Prior to joining Lazard, Mr. Jordan was a Senior Executive Partner with the law firm of Akin Gump Strauss Hauer & Feld LLP, where he remains Senior Counsel. While there, Mr. Jordan practiced general, corporate, legislative and international law in Washington, D.C.
Before Akin Gump, Mr. Jordan held the following positions: President and Chief Executive Officer of the National Urban League, Inc.; Executive Director of the United Negro College Fund, Inc.; Director of the Voter Education Project of the Southern Regional Council; Attorney-Consultant, U.S. Office of Economic Opportunity; Assistant to the Executive Director of the Southern Regional Council; Georgia Field Director of the National Association for the Advancement of Colored People, and an attorney in private practice in Arkansas and Georgia.
Mr. Jordan’s presidential appointments include: the President’s Advisory Committee for the Points of Light Initiative Foundation; the Secretary of State’s Advisory Committee on South Africa; the Advisory Council on Social Security; the Presidential Clemency Board; the American Revolution Bicentennial Commission; the National Advisory Committee on Selective Service; and the Council of the White House Conference “To Fulfill These Rights.” In 1992, Mr. Jordan served as the Chairman of the Clinton Presidential Transition Team.

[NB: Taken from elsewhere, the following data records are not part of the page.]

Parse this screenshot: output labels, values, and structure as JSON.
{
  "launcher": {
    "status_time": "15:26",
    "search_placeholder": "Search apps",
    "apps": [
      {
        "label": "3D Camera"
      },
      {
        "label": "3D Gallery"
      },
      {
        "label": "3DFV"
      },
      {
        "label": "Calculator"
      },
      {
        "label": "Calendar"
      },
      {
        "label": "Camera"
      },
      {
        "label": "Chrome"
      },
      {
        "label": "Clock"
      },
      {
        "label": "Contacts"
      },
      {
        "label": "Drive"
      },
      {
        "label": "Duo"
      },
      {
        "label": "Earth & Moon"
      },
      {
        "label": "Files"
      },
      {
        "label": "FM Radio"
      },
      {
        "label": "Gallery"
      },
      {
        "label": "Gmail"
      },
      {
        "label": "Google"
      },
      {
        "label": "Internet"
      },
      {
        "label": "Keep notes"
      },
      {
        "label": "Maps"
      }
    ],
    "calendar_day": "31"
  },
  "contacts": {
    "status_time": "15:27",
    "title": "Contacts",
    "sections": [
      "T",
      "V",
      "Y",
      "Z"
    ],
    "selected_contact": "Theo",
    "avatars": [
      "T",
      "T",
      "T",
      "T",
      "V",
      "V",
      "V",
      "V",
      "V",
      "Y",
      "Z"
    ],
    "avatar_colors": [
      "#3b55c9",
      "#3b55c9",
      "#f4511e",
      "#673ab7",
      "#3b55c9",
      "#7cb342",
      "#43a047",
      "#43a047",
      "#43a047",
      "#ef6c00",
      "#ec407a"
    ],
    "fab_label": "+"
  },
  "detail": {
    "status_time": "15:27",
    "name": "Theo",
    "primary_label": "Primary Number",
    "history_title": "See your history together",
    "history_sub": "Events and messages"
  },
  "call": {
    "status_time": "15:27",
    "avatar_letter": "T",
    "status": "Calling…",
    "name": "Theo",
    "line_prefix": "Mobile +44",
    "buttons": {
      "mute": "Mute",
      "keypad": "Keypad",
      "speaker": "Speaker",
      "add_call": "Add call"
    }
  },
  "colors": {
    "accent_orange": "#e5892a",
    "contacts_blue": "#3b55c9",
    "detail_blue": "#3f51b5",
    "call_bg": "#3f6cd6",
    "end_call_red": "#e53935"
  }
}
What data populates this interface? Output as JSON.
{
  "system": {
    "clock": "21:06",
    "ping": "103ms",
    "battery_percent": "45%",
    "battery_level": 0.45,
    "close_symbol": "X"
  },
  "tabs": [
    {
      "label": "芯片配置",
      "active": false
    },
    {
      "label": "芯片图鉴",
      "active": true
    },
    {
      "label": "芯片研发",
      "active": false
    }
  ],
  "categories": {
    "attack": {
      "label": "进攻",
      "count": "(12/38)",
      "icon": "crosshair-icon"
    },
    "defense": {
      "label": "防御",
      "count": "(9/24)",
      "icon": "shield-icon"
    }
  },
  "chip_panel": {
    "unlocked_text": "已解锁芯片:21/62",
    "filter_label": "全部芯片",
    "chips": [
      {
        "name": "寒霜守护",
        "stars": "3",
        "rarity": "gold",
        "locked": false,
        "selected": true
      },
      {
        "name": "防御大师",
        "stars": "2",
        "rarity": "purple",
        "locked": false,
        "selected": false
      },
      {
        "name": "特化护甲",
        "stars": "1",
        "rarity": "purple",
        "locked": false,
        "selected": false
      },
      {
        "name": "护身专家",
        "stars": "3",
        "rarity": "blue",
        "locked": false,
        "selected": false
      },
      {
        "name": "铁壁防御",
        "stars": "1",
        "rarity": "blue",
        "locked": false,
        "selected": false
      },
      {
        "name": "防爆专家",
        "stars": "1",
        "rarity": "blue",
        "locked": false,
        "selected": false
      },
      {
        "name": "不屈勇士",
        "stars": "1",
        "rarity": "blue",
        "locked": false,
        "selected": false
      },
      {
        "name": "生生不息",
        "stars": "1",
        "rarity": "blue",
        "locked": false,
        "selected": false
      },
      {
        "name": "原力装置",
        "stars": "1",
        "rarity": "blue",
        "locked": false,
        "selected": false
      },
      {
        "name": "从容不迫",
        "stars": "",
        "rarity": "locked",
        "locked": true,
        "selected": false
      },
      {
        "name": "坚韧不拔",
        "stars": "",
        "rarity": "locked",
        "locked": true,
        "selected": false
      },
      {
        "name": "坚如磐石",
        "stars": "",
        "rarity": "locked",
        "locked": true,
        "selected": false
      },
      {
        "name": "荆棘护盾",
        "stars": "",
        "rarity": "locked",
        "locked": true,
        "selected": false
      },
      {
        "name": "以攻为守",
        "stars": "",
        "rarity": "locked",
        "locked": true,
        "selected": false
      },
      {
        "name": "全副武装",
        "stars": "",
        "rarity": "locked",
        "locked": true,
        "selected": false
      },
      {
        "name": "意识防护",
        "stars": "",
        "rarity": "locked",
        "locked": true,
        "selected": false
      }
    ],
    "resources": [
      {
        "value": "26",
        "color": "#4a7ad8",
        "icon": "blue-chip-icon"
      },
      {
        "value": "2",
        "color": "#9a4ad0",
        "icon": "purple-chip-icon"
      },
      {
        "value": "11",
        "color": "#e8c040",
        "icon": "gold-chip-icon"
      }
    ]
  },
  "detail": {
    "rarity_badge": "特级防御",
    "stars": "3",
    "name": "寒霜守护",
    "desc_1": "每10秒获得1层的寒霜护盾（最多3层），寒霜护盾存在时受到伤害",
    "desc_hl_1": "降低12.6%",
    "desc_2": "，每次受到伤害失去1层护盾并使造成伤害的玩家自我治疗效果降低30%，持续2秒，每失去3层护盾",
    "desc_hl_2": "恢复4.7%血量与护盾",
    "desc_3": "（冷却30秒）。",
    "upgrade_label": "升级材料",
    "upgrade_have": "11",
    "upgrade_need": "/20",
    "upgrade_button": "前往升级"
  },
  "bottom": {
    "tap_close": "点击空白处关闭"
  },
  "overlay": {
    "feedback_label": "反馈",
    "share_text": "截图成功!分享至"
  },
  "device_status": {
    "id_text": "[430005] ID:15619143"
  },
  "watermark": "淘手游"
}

Mr. Jordan’s corporate and other directorships include: American Express Company (Senior Advisor); Howard University (Trustee); International Advisory Board of Barrick Gold. He is a member of the Bars of Arkansas, the District of Columbia, Georgia and the U.S. Supreme Court. He is a member of the American Bar Association, the National Bar Association, the Council on Foreign Relations and The Bilderberg Meetings. Mr. Jordan is the author of Vernon Can Read! A Memoir (Public Affairs, 2001) and Make It Plain, Standing Up and Speaking Out (Public Affairs, 2008).